ASSIGNED TASK: Count the lines of the listing below where "Battery" shows up, and please answer with that number only.
■ ■ ■
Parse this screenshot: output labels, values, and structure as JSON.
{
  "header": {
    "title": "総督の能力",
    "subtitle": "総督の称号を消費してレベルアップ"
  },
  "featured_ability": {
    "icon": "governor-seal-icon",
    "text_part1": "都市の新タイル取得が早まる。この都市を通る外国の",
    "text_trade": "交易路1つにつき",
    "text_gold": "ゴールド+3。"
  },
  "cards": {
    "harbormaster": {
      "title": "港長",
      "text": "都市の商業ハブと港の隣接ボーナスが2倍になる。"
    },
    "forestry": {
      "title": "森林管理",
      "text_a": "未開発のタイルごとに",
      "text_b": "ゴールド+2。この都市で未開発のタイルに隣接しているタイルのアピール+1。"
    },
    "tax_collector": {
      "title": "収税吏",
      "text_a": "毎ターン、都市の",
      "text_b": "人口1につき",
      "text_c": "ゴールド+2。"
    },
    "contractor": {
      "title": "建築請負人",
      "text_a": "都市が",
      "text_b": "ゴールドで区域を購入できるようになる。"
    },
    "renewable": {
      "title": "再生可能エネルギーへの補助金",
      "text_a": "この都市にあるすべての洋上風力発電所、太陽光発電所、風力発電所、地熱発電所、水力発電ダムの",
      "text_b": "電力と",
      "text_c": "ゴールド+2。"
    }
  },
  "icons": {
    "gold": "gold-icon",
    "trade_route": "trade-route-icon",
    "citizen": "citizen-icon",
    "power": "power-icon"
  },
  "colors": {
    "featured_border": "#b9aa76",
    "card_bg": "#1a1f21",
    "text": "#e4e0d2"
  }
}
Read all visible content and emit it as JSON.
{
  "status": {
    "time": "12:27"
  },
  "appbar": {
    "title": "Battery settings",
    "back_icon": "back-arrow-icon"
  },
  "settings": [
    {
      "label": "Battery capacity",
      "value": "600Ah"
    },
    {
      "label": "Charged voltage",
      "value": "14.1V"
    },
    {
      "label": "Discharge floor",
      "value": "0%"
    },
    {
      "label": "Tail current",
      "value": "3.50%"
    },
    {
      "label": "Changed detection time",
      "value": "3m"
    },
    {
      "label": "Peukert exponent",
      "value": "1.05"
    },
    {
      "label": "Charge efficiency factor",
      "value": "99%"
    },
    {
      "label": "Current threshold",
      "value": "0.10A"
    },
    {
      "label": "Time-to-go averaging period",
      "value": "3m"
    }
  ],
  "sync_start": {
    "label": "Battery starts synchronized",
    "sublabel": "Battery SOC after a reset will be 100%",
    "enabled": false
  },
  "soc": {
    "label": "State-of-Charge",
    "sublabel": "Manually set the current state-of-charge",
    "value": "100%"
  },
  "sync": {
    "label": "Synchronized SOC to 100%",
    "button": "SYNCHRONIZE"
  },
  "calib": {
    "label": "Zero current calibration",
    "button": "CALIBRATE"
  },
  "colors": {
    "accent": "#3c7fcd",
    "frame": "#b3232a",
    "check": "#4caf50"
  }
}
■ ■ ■
RESPONSE TO THE TASK: 4